- [Required work]: Take the listing and print it in full, exactly as given.

++++ Material provided

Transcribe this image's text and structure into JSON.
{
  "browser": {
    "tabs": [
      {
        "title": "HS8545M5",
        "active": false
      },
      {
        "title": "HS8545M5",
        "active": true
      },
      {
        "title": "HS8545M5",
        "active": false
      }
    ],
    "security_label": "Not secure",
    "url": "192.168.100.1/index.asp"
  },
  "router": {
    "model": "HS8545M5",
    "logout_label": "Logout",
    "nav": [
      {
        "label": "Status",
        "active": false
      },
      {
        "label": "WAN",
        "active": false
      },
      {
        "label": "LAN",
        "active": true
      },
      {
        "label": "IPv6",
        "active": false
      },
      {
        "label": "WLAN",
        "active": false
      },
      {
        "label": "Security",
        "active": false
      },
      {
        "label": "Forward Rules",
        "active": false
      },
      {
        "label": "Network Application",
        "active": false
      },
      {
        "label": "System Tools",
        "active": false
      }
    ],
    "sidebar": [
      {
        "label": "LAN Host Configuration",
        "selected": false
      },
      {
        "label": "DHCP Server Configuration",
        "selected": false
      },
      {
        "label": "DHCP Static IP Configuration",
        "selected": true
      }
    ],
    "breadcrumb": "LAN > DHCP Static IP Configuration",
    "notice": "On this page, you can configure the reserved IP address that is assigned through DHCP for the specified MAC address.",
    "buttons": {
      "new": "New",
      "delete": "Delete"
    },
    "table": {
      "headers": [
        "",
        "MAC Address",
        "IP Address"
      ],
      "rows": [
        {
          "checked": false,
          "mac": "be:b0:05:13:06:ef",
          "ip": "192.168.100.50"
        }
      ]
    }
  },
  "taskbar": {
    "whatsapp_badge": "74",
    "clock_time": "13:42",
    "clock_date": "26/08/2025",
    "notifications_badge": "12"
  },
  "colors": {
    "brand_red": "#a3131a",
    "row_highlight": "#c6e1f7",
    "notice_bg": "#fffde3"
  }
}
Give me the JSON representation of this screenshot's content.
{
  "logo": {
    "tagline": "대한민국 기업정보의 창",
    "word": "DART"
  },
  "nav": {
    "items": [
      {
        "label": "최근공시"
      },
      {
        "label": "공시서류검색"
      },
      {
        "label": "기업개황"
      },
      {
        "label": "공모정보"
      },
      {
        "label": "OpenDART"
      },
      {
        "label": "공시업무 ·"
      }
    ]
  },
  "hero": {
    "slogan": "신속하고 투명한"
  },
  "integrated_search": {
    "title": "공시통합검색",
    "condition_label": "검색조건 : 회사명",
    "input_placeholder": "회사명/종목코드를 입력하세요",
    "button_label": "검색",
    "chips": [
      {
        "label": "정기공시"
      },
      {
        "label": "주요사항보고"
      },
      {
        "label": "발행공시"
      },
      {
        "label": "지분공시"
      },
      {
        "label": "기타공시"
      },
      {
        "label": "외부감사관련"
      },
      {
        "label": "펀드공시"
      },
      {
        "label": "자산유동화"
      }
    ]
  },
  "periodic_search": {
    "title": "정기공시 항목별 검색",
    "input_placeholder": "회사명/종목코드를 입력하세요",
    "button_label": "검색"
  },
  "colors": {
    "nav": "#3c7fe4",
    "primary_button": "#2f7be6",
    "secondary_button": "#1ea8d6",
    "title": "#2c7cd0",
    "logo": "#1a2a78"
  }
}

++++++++

- [Exercise solution]:
Transcribe this image's text and structure into JSON.
{
  "browser": {
    "tabs": [
      {
        "title": "HS8545M5",
        "active": false
      },
      {
        "title": "HS8545M5",
        "active": true
      },
      {
        "title": "HS8545M5",
        "active": false
      }
    ],
    "security_label": "Not secure",
    "url": "192.168.100.1/index.asp"
  },
  "router": {
    "model": "HS8545M5",
    "logout_label": "Logout",
    "nav": [
      {
        "label": "Status",
        "active": false
      },
      {
        "label": "WAN",
        "active": false
      },
      {
        "label": "LAN",
        "active": true
      },
      {
        "label": "IPv6",
        "active": false
      },
      {
        "label": "WLAN",
        "active": false
      },
      {
        "label": "Security",
        "active": false
      },
      {
        "label": "Forward Rules",
        "active": false
      },
      {
        "label": "Network Application",
        "active": false
      },
      {
        "label": "System Tools",
        "active": false
      }
    ],
    "sidebar": [
      {
        "label": "LAN Host Configuration",
        "selected": false
      },
      {
        "label": "DHCP Server Configuration",
        "selected": false
      },
      {
        "label": "DHCP Static IP Configuration",
        "selected": true
      }
    ],
    "breadcrumb": "LAN > DHCP Static IP Configuration",
    "notice": "On this page, you can configure the reserved IP address that is assigned through DHCP for the specified MAC address.",
    "buttons": {
      "new": "New",
      "delete": "Delete"
    },
    "table": {
      "headers": [
        "",
        "MAC Address",
        "IP Address"
      ],
      "rows": [
        {
          "checked": false,
          "mac": "be:b0:05:13:06:ef",
          "ip": "192.168.100.50"
        }
      ]
    }
  },
  "taskbar": {
    "whatsapp_badge": "74",
    "clock_time": "13:42",
    "clock_date": "26/08/2025",
    "notifications_badge": "12"
  },
  "colors": {
    "brand_red": "#a3131a",
    "row_highlight": "#c6e1f7",
    "notice_bg": "#fffde3"
  }
}
Give me the JSON representation of this screenshot's content.
{
  "logo": {
    "tagline": "대한민국 기업정보의 창",
    "word": "DART"
  },
  "nav": {
    "items": [
      {
        "label": "최근공시"
      },
      {
        "label": "공시서류검색"
      },
      {
        "label": "기업개황"
      },
      {
        "label": "공모정보"
      },
      {
        "label": "OpenDART"
      },
      {
        "label": "공시업무 ·"
      }
    ]
  },
  "hero": {
    "slogan": "신속하고 투명한"
  },
  "integrated_search": {
    "title": "공시통합검색",
    "condition_label": "검색조건 : 회사명",
    "input_placeholder": "회사명/종목코드를 입력하세요",
    "button_label": "검색",
    "chips": [
      {
        "label": "정기공시"
      },
      {
        "label": "주요사항보고"
      },
      {
        "label": "발행공시"
      },
      {
        "label": "지분공시"
      },
      {
        "label": "기타공시"
      },
      {
        "label": "외부감사관련"
      },
      {
        "label": "펀드공시"
      },
      {
        "label": "자산유동화"
      }
    ]
  },
  "periodic_search": {
    "title": "정기공시 항목별 검색",
    "input_placeholder": "회사명/종목코드를 입력하세요",
    "button_label": "검색"
  },
  "colors": {
    "nav": "#3c7fe4",
    "primary_button": "#2f7be6",
    "secondary_button": "#1ea8d6",
    "title": "#2c7cd0",
    "logo": "#1a2a78"
  }
}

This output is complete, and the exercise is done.